A Case of Indecent Overexposure
The media-ownership debate, a new face on the FCC and the lure of the campaign trail have conspired to create renewed, and troubling, interest in content regulation of the media. Well, there is one more factor: the media's willingness to wallow to make a buck. But then again, our slops may be another's sirloin.
Last week, Democrat Jonathan Adelstein joined Michael Copps in calling for greater indecency vigilance on the part of the FCC, preaching to a choir of Commerce Committee legislators. Adelstein, the newest commissioner, sounded as though he was preparing to assume Susan Ness's mantle as the V-Chip commissioner (bad choice). Michael Copps, for his part, had already decried such "indecent" programming as the Victoria's Secret Fashion Show. Last week, he looked to tie the "rising tide of indecency" to media consolidation. Even more troubling, Republican Kevin Martin appeared to second the complaint.
But last week's principal theme appeared to be violence, with indecency critics pushing to extend the definition and Joe Lieberman, back on the campaign trail, taking his all-too-familiar swings at the media. He has been at it so long he has had to change the preamble of his tirades from "as a parent" to "as a grandparent." Ernest Hollings, who wants to channel violent programming as the FCC channels indecency, took yet another swing at adding violence to the definition of indecency.
The problem with all these efforts is not that there isn't some real swill on the air. Frankly, we have often thought that, if given our choice of material to circumscribe, violence makes far more sense than sex. But, of course, we do have our choice of material to avoid. We set our own indecency standards every day with our remote controls. As readers of this page are well aware, we don't believe the government should be censoring the media.
Neither the FCC nor the Congress can be trusted to decide what we see and hear and when. We need no more evidence of this than the FCC's decision to treat innuendo as indecent or its failure to distinguish between patently offensive material and socially relevant poetry in the Sarah Jones case. The perceived harm to children occasionally stumbling on to what people really look like, do and say is far outweighed by the injury done to the First Amendment by government content regulation undertaken in their name.

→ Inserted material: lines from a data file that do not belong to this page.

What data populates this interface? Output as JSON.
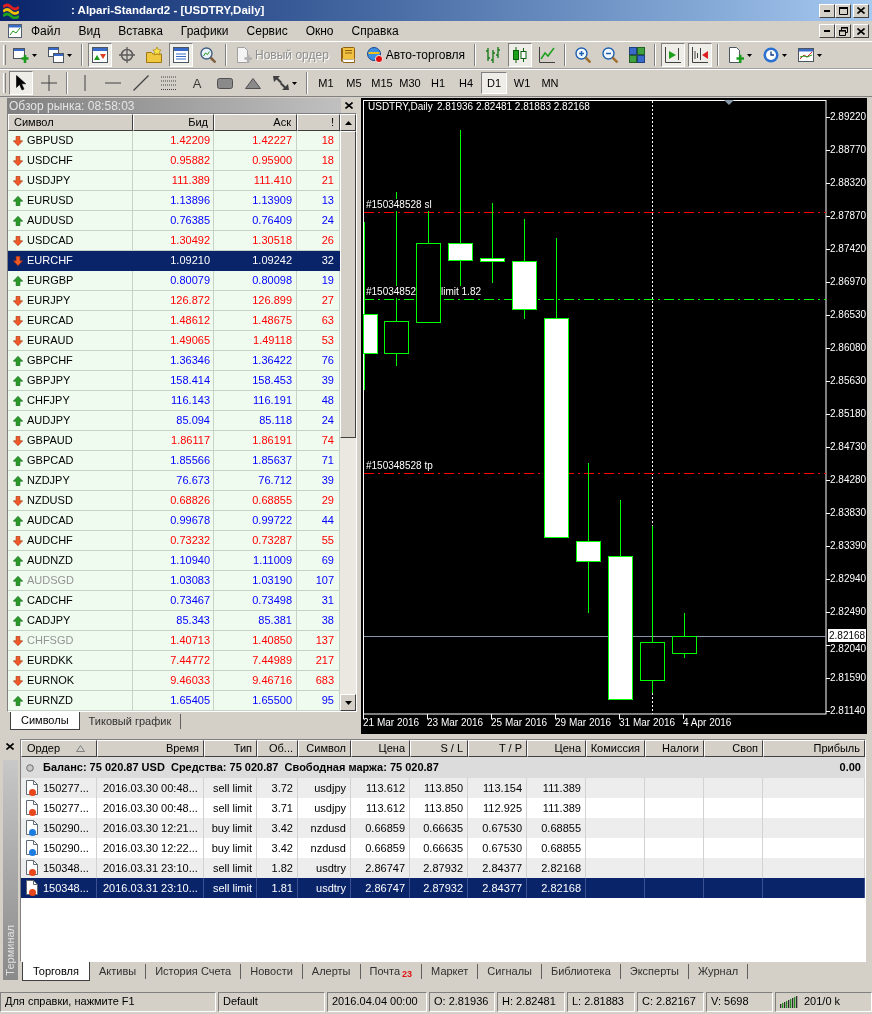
{
  "window": {
    "title": ": Alpari-Standard2 - [USDTRY,Daily]"
  },
  "menu": [
    "Файл",
    "Вид",
    "Вставка",
    "Графики",
    "Сервис",
    "Окно",
    "Справка"
  ],
  "toolbar_main": [
    [
      {
        "kind": "new_chart",
        "pressed": false
      },
      {
        "kind": "profiles",
        "pressed": false
      }
    ],
    [
      {
        "kind": "market_watch",
        "pressed": true
      },
      {
        "kind": "navigator",
        "pressed": false
      },
      {
        "kind": "favorites",
        "pressed": false
      },
      {
        "kind": "terminal",
        "pressed": true
      },
      {
        "kind": "tester",
        "pressed": false
      }
    ],
    [
      {
        "kind": "new_order",
        "label": "Новый ордер",
        "disabled": true
      },
      {
        "kind": "editor",
        "pressed": false
      },
      {
        "kind": "autotrade",
        "label": "Авто-торговля",
        "disabled": false
      }
    ],
    [
      {
        "kind": "bar_chart",
        "pressed": false
      },
      {
        "kind": "candles",
        "pressed": true
      },
      {
        "kind": "line_chart",
        "pressed": false
      }
    ],
    [
      {
        "kind": "zoom_in",
        "pressed": false
      },
      {
        "kind": "zoom_out",
        "pressed": false
      },
      {
        "kind": "tile",
        "pressed": false
      }
    ],
    [
      {
        "kind": "autoscroll",
        "pressed": true
      },
      {
        "kind": "shift",
        "pressed": true
      }
    ],
    [
      {
        "kind": "indicators",
        "pressed": false
      },
      {
        "kind": "periods",
        "pressed": false
      },
      {
        "kind": "templates",
        "pressed": false
      }
    ]
  ],
  "toolbar_tools": [
    [
      {
        "kind": "cursor",
        "pressed": true
      },
      {
        "kind": "crosshair",
        "pressed": false
      }
    ],
    [
      {
        "kind": "vline",
        "pressed": false
      },
      {
        "kind": "hline",
        "pressed": false
      },
      {
        "kind": "trendline",
        "pressed": false
      },
      {
        "kind": "fibo",
        "pressed": false
      },
      {
        "kind": "text",
        "label": "A",
        "pressed": false
      },
      {
        "kind": "label",
        "pressed": false
      },
      {
        "kind": "shapes",
        "pressed": false
      },
      {
        "kind": "arrows",
        "pressed": false
      }
    ]
  ],
  "timeframes": [
    {
      "label": "M1",
      "selected": false
    },
    {
      "label": "M5",
      "selected": false
    },
    {
      "label": "M15",
      "selected": false
    },
    {
      "label": "M30",
      "selected": false
    },
    {
      "label": "H1",
      "selected": false
    },
    {
      "label": "H4",
      "selected": false
    },
    {
      "label": "D1",
      "selected": true
    },
    {
      "label": "W1",
      "selected": false
    },
    {
      "label": "MN",
      "selected": false
    }
  ],
  "market_watch": {
    "title": "Обзор рынка: 08:58:03",
    "columns": [
      "Символ",
      "Бид",
      "Аск",
      "!"
    ],
    "rows": [
      {
        "symbol": "GBPUSD",
        "bid": "1.42209",
        "ask": "1.42227",
        "spread": "18",
        "rising": false,
        "dimmed": false,
        "selected": false
      },
      {
        "symbol": "USDCHF",
        "bid": "0.95882",
        "ask": "0.95900",
        "spread": "18",
        "rising": false,
        "dimmed": false,
        "selected": false
      },
      {
        "symbol": "USDJPY",
        "bid": "111.389",
        "ask": "111.410",
        "spread": "21",
        "rising": false,
        "dimmed": false,
        "selected": false
      },
      {
        "symbol": "EURUSD",
        "bid": "1.13896",
        "ask": "1.13909",
        "spread": "13",
        "rising": true,
        "dimmed": false,
        "selected": false
      },
      {
        "symbol": "AUDUSD",
        "bid": "0.76385",
        "ask": "0.76409",
        "spread": "24",
        "rising": true,
        "dimmed": false,
        "selected": false
      },
      {
        "symbol": "USDCAD",
        "bid": "1.30492",
        "ask": "1.30518",
        "spread": "26",
        "rising": false,
        "dimmed": false,
        "selected": false
      },
      {
        "symbol": "EURCHF",
        "bid": "1.09210",
        "ask": "1.09242",
        "spread": "32",
        "rising": false,
        "dimmed": false,
        "selected": true
      },
      {
        "symbol": "EURGBP",
        "bid": "0.80079",
        "ask": "0.80098",
        "spread": "19",
        "rising": true,
        "dimmed": false,
        "selected": false
      },
      {
        "symbol": "EURJPY",
        "bid": "126.872",
        "ask": "126.899",
        "spread": "27",
        "rising": false,
        "dimmed": false,
        "selected": false
      },
      {
        "symbol": "EURCAD",
        "bid": "1.48612",
        "ask": "1.48675",
        "spread": "63",
        "rising": false,
        "dimmed": false,
        "selected": false
      },
      {
        "symbol": "EURAUD",
        "bid": "1.49065",
        "ask": "1.49118",
        "spread": "53",
        "rising": false,
        "dimmed": false,
        "selected": false
      },
      {
        "symbol": "GBPCHF",
        "bid": "1.36346",
        "ask": "1.36422",
        "spread": "76",
        "rising": true,
        "dimmed": false,
        "selected": false
      },
      {
        "symbol": "GBPJPY",
        "bid": "158.414",
        "ask": "158.453",
        "spread": "39",
        "rising": true,
        "dimmed": false,
        "selected": false
      },
      {
        "symbol": "CHFJPY",
        "bid": "116.143",
        "ask": "116.191",
        "spread": "48",
        "rising": true,
        "dimmed": false,
        "selected": false
      },
      {
        "symbol": "AUDJPY",
        "bid": "85.094",
        "ask": "85.118",
        "spread": "24",
        "rising": true,
        "dimmed": false,
        "selected": false
      },
      {
        "symbol": "GBPAUD",
        "bid": "1.86117",
        "ask": "1.86191",
        "spread": "74",
        "rising": false,
        "dimmed": false,
        "selected": false
      },
      {
        "symbol": "GBPCAD",
        "bid": "1.85566",
        "ask": "1.85637",
        "spread": "71",
        "rising": true,
        "dimmed": false,
        "selected": false
      },
      {
        "symbol": "NZDJPY",
        "bid": "76.673",
        "ask": "76.712",
        "spread": "39",
        "rising": true,
        "dimmed": false,
        "selected": false
      },
      {
        "symbol": "NZDUSD",
        "bid": "0.68826",
        "ask": "0.68855",
        "spread": "29",
        "rising": false,
        "dimmed": false,
        "selected": false
      },
      {
        "symbol": "AUDCAD",
        "bid": "0.99678",
        "ask": "0.99722",
        "spread": "44",
        "rising": true,
        "dimmed": false,
        "selected": false
      },
      {
        "symbol": "AUDCHF",
        "bid": "0.73232",
        "ask": "0.73287",
        "spread": "55",
        "rising": false,
        "dimmed": false,
        "selected": false
      },
      {
        "symbol": "AUDNZD",
        "bid": "1.10940",
        "ask": "1.11009",
        "spread": "69",
        "rising": true,
        "dimmed": false,
        "selected": false
      },
      {
        "symbol": "AUDSGD",
        "bid": "1.03083",
        "ask": "1.03190",
        "spread": "107",
        "rising": true,
        "dimmed": true,
        "selected": false
      },
      {
        "symbol": "CADCHF",
        "bid": "0.73467",
        "ask": "0.73498",
        "spread": "31",
        "rising": true,
        "dimmed": false,
        "selected": false
      },
      {
        "symbol": "CADJPY",
        "bid": "85.343",
        "ask": "85.381",
        "spread": "38",
        "rising": true,
        "dimmed": false,
        "selected": false
      },
      {
        "symbol": "CHFSGD",
        "bid": "1.40713",
        "ask": "1.40850",
        "spread": "137",
        "rising": false,
        "dimmed": true,
        "selected": false
      },
      {
        "symbol": "EURDKK",
        "bid": "7.44772",
        "ask": "7.44989",
        "spread": "217",
        "rising": false,
        "dimmed": false,
        "selected": false
      },
      {
        "symbol": "EURNOK",
        "bid": "9.46033",
        "ask": "9.46716",
        "spread": "683",
        "rising": false,
        "dimmed": false,
        "selected": false
      },
      {
        "symbol": "EURNZD",
        "bid": "1.65405",
        "ask": "1.65500",
        "spread": "95",
        "rising": true,
        "dimmed": false,
        "selected": false
      }
    ],
    "tabs": [
      {
        "label": "Символы",
        "selected": true
      },
      {
        "label": "Тиковый график",
        "selected": false
      }
    ]
  },
  "chart": {
    "symbol": "USDTRY,Daily",
    "ohlc": "2.81936 2.82481 2.81883 2.82168",
    "price_labels": [
      "2.89220",
      "2.88770",
      "2.88320",
      "2.87870",
      "2.87420",
      "2.86970",
      "2.86530",
      "2.86080",
      "2.85630",
      "2.85180",
      "2.84730",
      "2.84280",
      "2.83830",
      "2.83390",
      "2.82940",
      "2.82490",
      "2.82040",
      "2.81590",
      "2.81140"
    ],
    "current_price": "2.82168",
    "date_labels": [
      "21 Mar 2016",
      "23 Mar 2016",
      "25 Mar 2016",
      "29 Mar 2016",
      "31 Mar 2016",
      "4 Apr 2016"
    ],
    "order_lines": [
      {
        "kind": "sl",
        "labels": [
          "#150348528 sl"
        ]
      },
      {
        "kind": "limit",
        "labels": [
          "#15034852",
          "limit 1.82"
        ]
      },
      {
        "kind": "tp",
        "labels": [
          "#150348528 tp"
        ]
      }
    ]
  },
  "terminal": {
    "side_label": "Терминал",
    "columns": [
      {
        "label": "Ордер",
        "sorted": true
      },
      {
        "label": "Время",
        "sorted": false
      },
      {
        "label": "Тип",
        "sorted": false
      },
      {
        "label": "Об...",
        "sorted": false
      },
      {
        "label": "Символ",
        "sorted": false
      },
      {
        "label": "Цена",
        "sorted": false
      },
      {
        "label": "S / L",
        "sorted": false
      },
      {
        "label": "T / P",
        "sorted": false
      },
      {
        "label": "Цена",
        "sorted": false
      },
      {
        "label": "Комиссия",
        "sorted": false
      },
      {
        "label": "Налоги",
        "sorted": false
      },
      {
        "label": "Своп",
        "sorted": false
      },
      {
        "label": "Прибыль",
        "sorted": false
      }
    ],
    "balance": {
      "text": "Баланс: 75 020.87 USD  Средства: 75 020.87  Свободная маржа: 75 020.87",
      "profit": "0.00"
    },
    "orders": [
      {
        "order": "150277...",
        "time": "2016.03.30 00:48...",
        "type": "sell limit",
        "volume": "3.72",
        "symbol": "usdjpy",
        "price": "113.612",
        "sl": "113.850",
        "tp": "113.154",
        "current_price": "111.389",
        "color": "#e8461c",
        "selected": false
      },
      {
        "order": "150277...",
        "time": "2016.03.30 00:48...",
        "type": "sell limit",
        "volume": "3.71",
        "symbol": "usdjpy",
        "price": "113.612",
        "sl": "113.850",
        "tp": "112.925",
        "current_price": "111.389",
        "color": "#e8461c",
        "selected": false
      },
      {
        "order": "150290...",
        "time": "2016.03.30 12:21...",
        "type": "buy limit",
        "volume": "3.42",
        "symbol": "nzdusd",
        "price": "0.66859",
        "sl": "0.66635",
        "tp": "0.67530",
        "current_price": "0.68855",
        "color": "#1c7ce0",
        "selected": false
      },
      {
        "order": "150290...",
        "time": "2016.03.30 12:22...",
        "type": "buy limit",
        "volume": "3.42",
        "symbol": "nzdusd",
        "price": "0.66859",
        "sl": "0.66635",
        "tp": "0.67530",
        "current_price": "0.68855",
        "color": "#1c7ce0",
        "selected": false
      },
      {
        "order": "150348...",
        "time": "2016.03.31 23:10...",
        "type": "sell limit",
        "volume": "1.82",
        "symbol": "usdtry",
        "price": "2.86747",
        "sl": "2.87932",
        "tp": "2.84377",
        "current_price": "2.82168",
        "color": "#e8461c",
        "selected": false
      },
      {
        "order": "150348...",
        "time": "2016.03.31 23:10...",
        "type": "sell limit",
        "volume": "1.81",
        "symbol": "usdtry",
        "price": "2.86747",
        "sl": "2.87932",
        "tp": "2.84377",
        "current_price": "2.82168",
        "color": "#e8461c",
        "selected": true
      }
    ],
    "tabs": [
      {
        "label": "Торговля",
        "selected": true
      },
      {
        "label": "Активы",
        "selected": false
      },
      {
        "label": "История Счета",
        "selected": false
      },
      {
        "label": "Новости",
        "selected": false
      },
      {
        "label": "Алерты",
        "selected": false
      },
      {
        "label": "Почта",
        "badge": "23",
        "selected": false
      },
      {
        "label": "Маркет",
        "selected": false
      },
      {
        "label": "Сигналы",
        "selected": false
      },
      {
        "label": "Библиотека",
        "selected": false
      },
      {
        "label": "Эксперты",
        "selected": false
      },
      {
        "label": "Журнал",
        "selected": false
      }
    ]
  },
  "status_bar": {
    "help": "Для справки, нажмите F1",
    "profile": "Default",
    "datetime": "2016.04.04 00:00",
    "quotes": [
      "O: 2.81936",
      "H: 2.82481",
      "L: 2.81883",
      "C: 2.82167",
      "V: 5698"
    ],
    "traffic": "201/0 k"
  }
}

Tech-ing the Initiative
Broadcasters have taken a big step toward controlling their own destiny. The NAB has committed $6 million over three years to get a broadcast lab up and humming (contingent on consumer-electronics types' stepping up to the plate as well). There is plenty of credit to go around for the decision, but MSTV's Gary Chapman and David Donovan and NAB's Eddie Fritts deserve places at the front of the line. When the lab opens, job one will be to work the kinks out of DTV reception, but the opening will have a broader significance: Broadcasters will be telling the world that the medium is here to stay, that they will maintain their direct over-the-air connection to the public and that those wireless-phone folks had best look elsewhere for their next hunk of spectrum.